Assignment: Would you please copy each line of the data in which the string "active" occurs?

Input data:
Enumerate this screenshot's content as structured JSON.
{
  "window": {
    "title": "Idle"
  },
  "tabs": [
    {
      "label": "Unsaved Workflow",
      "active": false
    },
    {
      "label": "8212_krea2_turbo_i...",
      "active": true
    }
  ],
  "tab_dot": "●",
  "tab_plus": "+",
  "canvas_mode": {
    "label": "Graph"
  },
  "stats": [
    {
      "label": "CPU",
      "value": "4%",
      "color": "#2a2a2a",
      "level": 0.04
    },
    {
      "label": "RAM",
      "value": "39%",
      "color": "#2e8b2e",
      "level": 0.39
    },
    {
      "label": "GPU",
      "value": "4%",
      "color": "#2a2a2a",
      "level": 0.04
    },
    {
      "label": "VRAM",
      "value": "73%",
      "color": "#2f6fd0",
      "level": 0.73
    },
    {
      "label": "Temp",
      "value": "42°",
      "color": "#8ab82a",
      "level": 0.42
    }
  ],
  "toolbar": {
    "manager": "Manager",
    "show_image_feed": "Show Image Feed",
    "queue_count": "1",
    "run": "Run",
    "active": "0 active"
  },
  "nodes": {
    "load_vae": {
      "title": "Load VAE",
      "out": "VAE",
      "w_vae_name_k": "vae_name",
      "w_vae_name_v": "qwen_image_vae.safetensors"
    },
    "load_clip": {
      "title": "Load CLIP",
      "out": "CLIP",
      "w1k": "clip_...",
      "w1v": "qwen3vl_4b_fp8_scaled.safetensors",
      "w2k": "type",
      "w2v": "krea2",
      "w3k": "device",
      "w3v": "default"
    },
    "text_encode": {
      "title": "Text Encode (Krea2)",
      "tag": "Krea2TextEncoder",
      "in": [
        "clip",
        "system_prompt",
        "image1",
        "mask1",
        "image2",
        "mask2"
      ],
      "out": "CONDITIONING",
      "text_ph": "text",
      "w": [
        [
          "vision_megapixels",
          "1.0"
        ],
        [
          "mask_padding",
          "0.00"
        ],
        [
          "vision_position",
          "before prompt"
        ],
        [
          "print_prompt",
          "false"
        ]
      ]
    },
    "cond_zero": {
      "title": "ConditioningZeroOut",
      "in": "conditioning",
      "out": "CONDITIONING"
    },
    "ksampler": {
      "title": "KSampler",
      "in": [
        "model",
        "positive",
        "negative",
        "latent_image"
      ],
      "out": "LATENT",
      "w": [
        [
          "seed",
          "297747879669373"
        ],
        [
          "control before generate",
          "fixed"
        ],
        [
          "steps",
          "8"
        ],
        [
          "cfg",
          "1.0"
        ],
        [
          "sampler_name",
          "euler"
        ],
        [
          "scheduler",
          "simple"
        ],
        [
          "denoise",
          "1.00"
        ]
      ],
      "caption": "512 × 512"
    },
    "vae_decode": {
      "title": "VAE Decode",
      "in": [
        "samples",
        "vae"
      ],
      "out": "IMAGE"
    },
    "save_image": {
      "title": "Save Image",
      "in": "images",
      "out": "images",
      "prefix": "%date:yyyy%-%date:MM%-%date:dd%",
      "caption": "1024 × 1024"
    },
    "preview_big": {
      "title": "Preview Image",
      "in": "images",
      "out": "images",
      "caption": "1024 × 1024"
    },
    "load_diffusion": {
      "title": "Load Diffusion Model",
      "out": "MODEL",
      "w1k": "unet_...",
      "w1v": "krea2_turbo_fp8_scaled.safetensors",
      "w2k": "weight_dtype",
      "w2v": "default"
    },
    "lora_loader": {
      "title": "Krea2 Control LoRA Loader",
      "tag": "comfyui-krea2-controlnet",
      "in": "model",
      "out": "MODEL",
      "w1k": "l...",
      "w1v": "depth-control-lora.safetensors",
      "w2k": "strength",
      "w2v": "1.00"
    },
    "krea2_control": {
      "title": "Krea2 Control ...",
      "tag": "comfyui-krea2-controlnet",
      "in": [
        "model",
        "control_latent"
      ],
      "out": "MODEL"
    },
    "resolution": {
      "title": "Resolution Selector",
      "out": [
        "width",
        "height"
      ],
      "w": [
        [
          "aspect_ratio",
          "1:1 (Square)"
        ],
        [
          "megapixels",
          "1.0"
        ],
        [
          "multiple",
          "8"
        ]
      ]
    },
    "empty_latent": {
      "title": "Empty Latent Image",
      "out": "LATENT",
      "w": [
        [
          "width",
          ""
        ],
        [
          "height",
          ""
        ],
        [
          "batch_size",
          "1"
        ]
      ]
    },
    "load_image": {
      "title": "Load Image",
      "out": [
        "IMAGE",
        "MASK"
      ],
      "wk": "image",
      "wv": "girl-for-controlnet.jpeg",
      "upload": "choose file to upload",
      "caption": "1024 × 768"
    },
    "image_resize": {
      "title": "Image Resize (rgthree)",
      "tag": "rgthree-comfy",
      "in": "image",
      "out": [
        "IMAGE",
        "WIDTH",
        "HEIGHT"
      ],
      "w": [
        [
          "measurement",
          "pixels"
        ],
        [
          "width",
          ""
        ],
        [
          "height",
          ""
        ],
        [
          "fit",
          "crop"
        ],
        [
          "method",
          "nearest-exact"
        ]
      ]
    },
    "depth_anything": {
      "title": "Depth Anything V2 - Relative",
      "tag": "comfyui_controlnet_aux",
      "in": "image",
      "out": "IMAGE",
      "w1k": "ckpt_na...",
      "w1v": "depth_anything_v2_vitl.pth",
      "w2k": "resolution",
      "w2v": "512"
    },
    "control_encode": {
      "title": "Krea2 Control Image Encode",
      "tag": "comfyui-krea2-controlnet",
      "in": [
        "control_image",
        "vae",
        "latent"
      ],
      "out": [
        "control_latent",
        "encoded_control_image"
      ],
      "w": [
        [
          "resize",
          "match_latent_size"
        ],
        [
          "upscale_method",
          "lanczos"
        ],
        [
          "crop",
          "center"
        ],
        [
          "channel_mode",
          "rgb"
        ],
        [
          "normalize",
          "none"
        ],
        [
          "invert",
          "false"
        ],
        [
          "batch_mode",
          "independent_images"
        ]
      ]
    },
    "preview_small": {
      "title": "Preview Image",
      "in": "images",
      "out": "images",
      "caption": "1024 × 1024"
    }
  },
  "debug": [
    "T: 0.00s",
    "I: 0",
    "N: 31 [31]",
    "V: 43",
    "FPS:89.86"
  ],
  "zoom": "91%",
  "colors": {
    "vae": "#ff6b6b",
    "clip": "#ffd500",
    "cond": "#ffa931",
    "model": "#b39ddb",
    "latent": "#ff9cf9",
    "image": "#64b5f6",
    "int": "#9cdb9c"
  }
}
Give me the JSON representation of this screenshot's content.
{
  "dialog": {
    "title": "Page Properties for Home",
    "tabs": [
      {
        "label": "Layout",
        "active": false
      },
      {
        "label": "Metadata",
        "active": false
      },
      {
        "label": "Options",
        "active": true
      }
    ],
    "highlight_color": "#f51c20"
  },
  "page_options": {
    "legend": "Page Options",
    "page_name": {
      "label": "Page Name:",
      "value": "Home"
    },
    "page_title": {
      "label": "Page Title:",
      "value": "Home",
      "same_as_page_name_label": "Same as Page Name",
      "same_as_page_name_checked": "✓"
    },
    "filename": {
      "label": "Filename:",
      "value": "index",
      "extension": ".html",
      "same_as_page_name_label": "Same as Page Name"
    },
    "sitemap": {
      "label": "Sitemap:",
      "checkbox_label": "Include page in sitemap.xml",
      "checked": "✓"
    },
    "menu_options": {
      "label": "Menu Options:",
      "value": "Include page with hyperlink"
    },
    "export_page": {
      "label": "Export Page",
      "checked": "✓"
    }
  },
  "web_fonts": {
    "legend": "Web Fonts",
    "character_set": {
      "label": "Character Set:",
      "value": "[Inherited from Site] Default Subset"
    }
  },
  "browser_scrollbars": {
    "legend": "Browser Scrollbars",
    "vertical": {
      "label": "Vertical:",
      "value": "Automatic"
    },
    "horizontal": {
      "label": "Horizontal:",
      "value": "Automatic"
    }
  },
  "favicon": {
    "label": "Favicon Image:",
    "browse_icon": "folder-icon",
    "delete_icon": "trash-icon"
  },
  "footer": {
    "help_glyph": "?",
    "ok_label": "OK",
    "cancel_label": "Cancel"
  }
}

Solution to this exercise:
      "active": false
      "active": true
    "active": "0 active"
        "active": false
        "active": false
        "active": true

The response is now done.